I was a bit harsh on Greece there, but only because I couldn't give worst team and most over-rated team to this lot. What on earth has happened to the Dutch? Sneijder, Van Persie, Robben. We have Carroll and Henderson...and we have one more point having played one less game. Unlucky in many ways against Denmark, they missed a bucket load of chances (if that's a real thing) and could have taken the positives from their defeat.
But they didn't.
Last night, they threatened Germany for around fifteen minutes, before a couple of missed chances set them back. From there on in, Germany exploited an awful defence to score two brilliant goals and never looked threatened when the Dutch attacked. Despite all their attacking talent, the Dutch simply couldn't fashion any clear-cut chances until Van Persie reminded us all that he's still quite good.

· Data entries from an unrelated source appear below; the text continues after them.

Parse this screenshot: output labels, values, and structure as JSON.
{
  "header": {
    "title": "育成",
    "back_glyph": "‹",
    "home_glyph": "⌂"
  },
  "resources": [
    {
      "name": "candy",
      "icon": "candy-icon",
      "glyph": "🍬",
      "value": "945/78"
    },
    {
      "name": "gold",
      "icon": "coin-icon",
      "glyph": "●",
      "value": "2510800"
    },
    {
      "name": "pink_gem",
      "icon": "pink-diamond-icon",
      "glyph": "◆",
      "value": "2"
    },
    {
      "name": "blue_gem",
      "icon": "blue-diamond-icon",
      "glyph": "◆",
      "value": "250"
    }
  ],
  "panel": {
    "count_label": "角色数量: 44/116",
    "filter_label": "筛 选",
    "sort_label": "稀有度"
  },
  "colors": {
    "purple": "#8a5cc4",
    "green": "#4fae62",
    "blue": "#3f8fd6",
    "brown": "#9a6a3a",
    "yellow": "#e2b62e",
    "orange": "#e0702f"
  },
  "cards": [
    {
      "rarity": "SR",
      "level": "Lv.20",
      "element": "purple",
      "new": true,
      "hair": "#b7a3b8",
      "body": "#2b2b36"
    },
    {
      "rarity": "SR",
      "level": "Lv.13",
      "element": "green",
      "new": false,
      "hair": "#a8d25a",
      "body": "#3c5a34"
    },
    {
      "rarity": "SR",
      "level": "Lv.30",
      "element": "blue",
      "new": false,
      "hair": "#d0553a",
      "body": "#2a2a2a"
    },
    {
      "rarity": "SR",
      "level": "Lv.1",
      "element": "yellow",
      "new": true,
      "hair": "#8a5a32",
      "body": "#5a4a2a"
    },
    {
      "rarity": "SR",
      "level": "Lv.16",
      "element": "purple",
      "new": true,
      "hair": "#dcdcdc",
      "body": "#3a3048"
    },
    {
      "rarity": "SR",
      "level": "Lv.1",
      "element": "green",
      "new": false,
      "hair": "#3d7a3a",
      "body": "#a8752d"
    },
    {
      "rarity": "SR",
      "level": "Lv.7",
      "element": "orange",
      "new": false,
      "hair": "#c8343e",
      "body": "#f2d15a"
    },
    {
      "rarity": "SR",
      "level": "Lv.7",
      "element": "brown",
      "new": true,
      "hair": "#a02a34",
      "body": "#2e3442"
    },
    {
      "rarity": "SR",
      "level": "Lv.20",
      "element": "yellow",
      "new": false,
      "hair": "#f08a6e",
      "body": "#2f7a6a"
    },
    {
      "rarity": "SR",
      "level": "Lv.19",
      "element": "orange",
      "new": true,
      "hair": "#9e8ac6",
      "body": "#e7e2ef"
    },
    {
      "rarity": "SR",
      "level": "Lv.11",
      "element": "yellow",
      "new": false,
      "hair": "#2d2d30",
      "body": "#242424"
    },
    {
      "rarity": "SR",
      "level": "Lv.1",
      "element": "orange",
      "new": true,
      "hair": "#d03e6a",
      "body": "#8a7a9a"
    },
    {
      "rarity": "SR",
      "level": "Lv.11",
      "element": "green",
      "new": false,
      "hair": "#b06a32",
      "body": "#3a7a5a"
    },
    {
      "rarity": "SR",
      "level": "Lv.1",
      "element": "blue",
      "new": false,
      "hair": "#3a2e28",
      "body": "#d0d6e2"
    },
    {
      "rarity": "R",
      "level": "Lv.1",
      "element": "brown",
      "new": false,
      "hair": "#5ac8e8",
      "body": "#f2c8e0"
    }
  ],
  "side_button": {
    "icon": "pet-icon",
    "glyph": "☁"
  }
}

I just love that someone called "Alan" is being talked of as the leading young player in Europe. Alan! The Russian playmaker came into the tournament as a relative unknown, expect for me, who put him in my fantasy football team. I won't gloat about said fantasy football team because I have Shay Given in goal, and tonight he faces up against Spain.
Dzagoev has already scored three goals but, unlike Garth Crooks, I am not picking him because of goals alone. Unlike the mercurial Andrei Arshavin on the other side of Russia's strike force, Dzagoev works very hard and is constantly buzzing around, creating havoc for opposition defenders. He can even score headers...but then his name is Alan

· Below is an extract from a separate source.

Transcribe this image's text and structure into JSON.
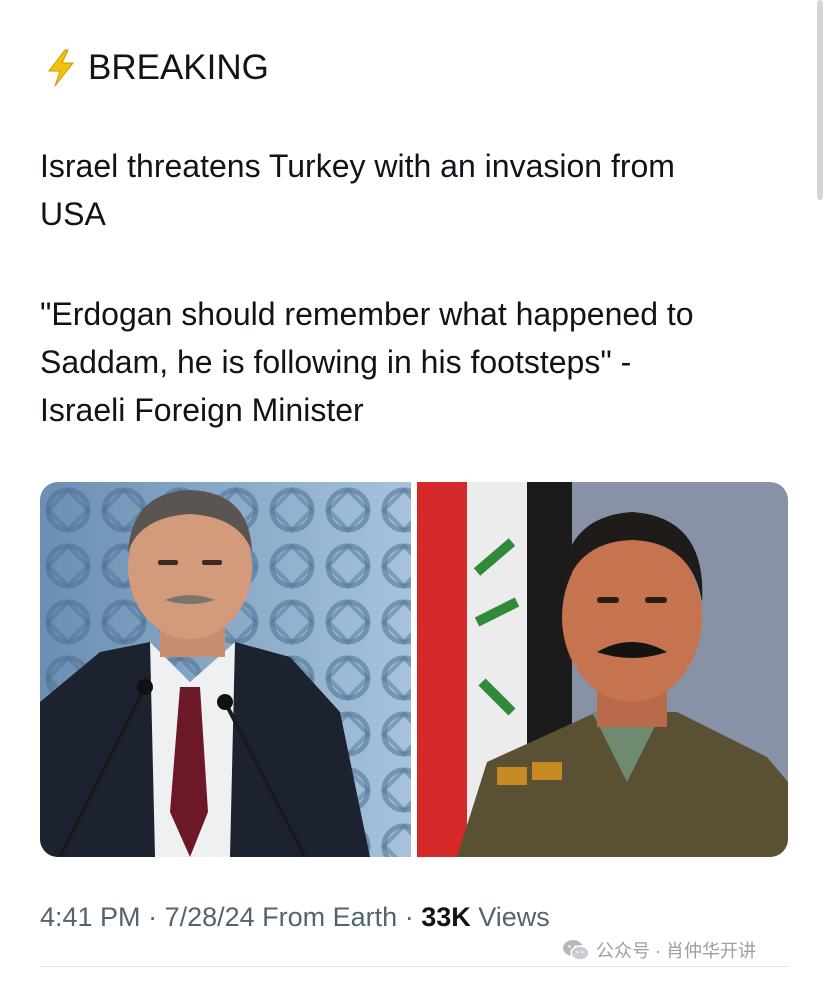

Arjen Robben or Jetro Willems
Robeen has been synonymous of the Netherland's wretched campaign so far, which is a shame, because he is arguably their most talented player. His relatively selfish attitude is sometimes what sets him out from the rest, but in a team which tries to play Total Football, his pig-headedness has contributed to his country facing oblivion. Think how Wesley Sneijder - who has been excellent - must feel when he plays a 30 yard ball to the winger, only to see him try and dribble past two players and smash a ball over from way outside the box.
I know Jetro Willems is only 7 years old, but that does not disguise the fact that he was ruthlessly exposed last night by the, sigh, efficient Germans. Way out of his depth, most neutrals were screaming for him to be replaced for his own sake.
BBC vs ITV:
Both crap, but ITV have been laughable. Not because they've been funny, because they've been shit. Adrian Chiles seems to be nothing more than a tool to encourage youngsters that a path into journalism is possible with a regional accent, no charisma and an ugly face. The BBC haven't been at their best and remain somewhat functional and safe, but their analysis and commentary is far better than ITV's usually good in-game coverage. Give us a job?
I need a lie down after writing that. Every tournament, there is a moment when the whole competition just seems to come alive. For four days, Euro 2012 had been anything but a disappointment, but still needed a little spark. It moment to ensure the tournament would be looked back on with fondness, as the most popular pictures were the shameful stereotyping of Eastern European football fans by our lovely media outlets. The Polish captain's goal seemed to lift the roof off not just the stadium, but the whole country, and there was a feeling that Euro 2012 had begun. The celebrations seemed a little exuberant considering that the goal didn't really change Poland's situation, but that should not matter.
So there we have it, I gave you your article, let's see if we can get this thing up to 5k views.
Please share and comment, if I share, far-right people on the BBC website yell at me, so I'll play my cards close to my chest there.